This will have the effect of shifting climatic zones 300 km towards the equator and reducing agricultural productivity. If Solar Cycles 24 and 25 both have low amplitudes, a climatic period similar to the Dalton Minimum would ensue. The Dalton Minimum, from 1798 to 1822, was a period of cool climate caused by the low amplitudes of Solar Cycles 5 and 6.
At the time of writing of this paper, the current progression of the Solar Cycle 23/24 transition points to Solar Cycle 24 having a low amplitude. Geomagnetic indices at solar minimum can be used to predict the maximum amplitude of the following solar cycle. The Ap Index suggests that Solar Cycle 24 will have an amplitude of less than 40.
NASA’s chief solar scientist, Dr David Hathaway, was recently quoted as saying, with respect to the coming two solar cycles, that, “something like the Dalton Minimum — two solar cycles in the early 1800s that peaked at about an average of 50 sunspots — lies in the realm of the possible.”
Ocean heat content and atmospheric temperature both started declining after the peak in solar proton flare and geomagnetic activity in 2003. This established cooling trend is expected to accelerate.
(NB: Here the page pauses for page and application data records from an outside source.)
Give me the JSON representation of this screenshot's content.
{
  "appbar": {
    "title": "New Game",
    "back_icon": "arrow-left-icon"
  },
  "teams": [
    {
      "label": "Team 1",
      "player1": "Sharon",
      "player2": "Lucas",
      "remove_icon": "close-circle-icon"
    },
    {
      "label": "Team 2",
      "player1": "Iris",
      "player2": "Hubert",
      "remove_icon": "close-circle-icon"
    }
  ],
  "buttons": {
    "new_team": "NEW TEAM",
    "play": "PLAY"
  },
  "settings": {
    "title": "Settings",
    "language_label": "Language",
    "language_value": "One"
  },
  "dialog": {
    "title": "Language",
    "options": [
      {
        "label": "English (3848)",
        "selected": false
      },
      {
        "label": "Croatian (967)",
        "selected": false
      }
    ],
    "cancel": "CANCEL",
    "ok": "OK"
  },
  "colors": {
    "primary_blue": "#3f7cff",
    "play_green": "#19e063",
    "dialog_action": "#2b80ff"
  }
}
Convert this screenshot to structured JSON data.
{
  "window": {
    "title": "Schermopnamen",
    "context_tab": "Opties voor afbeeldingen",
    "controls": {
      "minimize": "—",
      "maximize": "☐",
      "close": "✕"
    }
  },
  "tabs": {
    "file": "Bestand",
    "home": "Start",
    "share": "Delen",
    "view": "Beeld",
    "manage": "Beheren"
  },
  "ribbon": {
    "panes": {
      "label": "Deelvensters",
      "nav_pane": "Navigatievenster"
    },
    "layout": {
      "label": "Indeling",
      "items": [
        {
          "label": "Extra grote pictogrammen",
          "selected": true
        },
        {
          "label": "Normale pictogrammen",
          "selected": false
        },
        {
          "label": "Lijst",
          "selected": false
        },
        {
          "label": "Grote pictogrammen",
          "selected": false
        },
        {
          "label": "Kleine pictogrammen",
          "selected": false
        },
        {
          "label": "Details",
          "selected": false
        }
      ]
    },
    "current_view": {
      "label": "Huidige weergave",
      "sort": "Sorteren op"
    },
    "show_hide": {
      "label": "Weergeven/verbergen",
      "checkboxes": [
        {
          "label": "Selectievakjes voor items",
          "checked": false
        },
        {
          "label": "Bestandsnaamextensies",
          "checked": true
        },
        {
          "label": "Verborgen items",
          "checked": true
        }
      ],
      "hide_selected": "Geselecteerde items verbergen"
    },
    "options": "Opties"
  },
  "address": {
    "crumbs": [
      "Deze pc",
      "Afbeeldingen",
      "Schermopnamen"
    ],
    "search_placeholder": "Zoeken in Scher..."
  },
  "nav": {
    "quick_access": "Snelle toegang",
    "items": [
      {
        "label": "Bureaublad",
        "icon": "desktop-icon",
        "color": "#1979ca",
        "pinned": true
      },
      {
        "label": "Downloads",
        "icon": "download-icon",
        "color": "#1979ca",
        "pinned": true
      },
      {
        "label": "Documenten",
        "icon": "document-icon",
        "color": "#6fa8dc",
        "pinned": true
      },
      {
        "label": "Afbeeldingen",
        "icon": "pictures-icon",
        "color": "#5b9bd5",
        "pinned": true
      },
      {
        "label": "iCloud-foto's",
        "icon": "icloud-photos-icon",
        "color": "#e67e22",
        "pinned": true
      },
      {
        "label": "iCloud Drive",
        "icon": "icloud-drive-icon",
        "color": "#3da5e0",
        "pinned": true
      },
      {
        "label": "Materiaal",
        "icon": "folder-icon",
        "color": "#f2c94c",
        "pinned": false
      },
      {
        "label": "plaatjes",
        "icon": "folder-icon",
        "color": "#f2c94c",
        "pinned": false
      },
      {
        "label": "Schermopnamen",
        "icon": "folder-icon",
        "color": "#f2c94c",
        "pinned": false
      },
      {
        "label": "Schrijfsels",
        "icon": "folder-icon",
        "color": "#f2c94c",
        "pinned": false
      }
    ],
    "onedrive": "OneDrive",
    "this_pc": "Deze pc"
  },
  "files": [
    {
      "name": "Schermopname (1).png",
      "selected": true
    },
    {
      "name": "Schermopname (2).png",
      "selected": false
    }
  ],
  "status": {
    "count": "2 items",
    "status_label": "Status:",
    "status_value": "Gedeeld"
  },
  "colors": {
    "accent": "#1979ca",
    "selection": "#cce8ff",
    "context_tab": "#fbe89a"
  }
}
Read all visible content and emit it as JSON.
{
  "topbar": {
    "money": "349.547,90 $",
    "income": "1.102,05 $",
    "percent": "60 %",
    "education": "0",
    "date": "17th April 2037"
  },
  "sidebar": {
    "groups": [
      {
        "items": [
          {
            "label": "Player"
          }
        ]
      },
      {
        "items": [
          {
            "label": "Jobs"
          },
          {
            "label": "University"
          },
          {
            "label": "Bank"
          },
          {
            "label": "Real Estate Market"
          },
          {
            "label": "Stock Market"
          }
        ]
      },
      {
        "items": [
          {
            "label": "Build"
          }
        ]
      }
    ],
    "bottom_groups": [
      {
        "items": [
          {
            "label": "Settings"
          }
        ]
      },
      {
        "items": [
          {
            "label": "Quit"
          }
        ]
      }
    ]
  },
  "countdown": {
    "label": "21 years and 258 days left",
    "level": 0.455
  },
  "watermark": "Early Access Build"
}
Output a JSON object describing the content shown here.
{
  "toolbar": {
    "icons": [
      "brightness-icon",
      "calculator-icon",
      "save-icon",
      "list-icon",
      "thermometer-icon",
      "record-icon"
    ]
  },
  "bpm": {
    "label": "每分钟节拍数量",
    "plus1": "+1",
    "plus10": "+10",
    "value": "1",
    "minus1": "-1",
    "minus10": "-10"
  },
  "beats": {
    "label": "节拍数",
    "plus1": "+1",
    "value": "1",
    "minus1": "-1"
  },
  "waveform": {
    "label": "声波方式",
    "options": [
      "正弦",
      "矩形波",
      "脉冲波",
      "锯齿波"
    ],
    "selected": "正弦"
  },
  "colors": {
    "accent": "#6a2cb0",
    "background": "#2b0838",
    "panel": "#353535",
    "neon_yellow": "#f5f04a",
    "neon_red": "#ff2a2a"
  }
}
The current cooling has already has an effect on agricultural production, with the 2009 Canadian wheat crop down 20% due to a cold spring.
Introduction of an Australian emissions trading scheme based upon a presumption of dangerous global warming just as Earth enters a likely twenty year period of cooling is a misguided, and potentially disastrous, climate policy choice to make.
Archibald, D, 2006. Solar Cycles 24 and 25 and predicted climate response, Energy and Environment, 17:29-38.
Archibald, D, 2007. Climate outlook to 2030, Energy and Environment, 18:615-619.
Archibald, D, 2009. Solar cycle 24: Expectation and implications. Energy and Environment, 20:1-11.
Butler, C J and Johnston, D J, 1996. A provisional long mean air temperature series for Armagh Observatory, Journal of Atmospheric Terrestrial Physics, 58:1657-1672.
Friis-Christensen, E and Lassen, K, 1991. Length of the solar cycle: An indicator of solar activity closely associated with climate, Science, 254:698-700.
Hoyt, D.V and Schatten, K.H. The Role of the Sun in Climate Change Oxford University Press, 279 pages.
Loehle, C, 2009 Cooling of the Global Ocean Since 2003. Energy and Environment, 20:101-104.
Spencer, R W, Braswell, W D, Christy, J R and Hnilo, J, 2007. Cloud and radiation budget changes associated with tropical intraseasonal oscillations, Geophysical Research Letters, 34, L15707, doi:10.1029/2007GL029698.
Svensmark, H and Friis-Christensen, E, 1997. Variation of cosmic ray flux and global cloud coverage – A missing link in solar-climate relationships, Journal of Atmospheric and Solar-Terrestrial Physics, 59(11):1225-1232.
David Archibald is a Perth-based scientist operating in the fields of climate, cancer and oil exploration.
His papers are available on his website at: www.davidarchibald.info and his email address is: firstname.lastname@example.org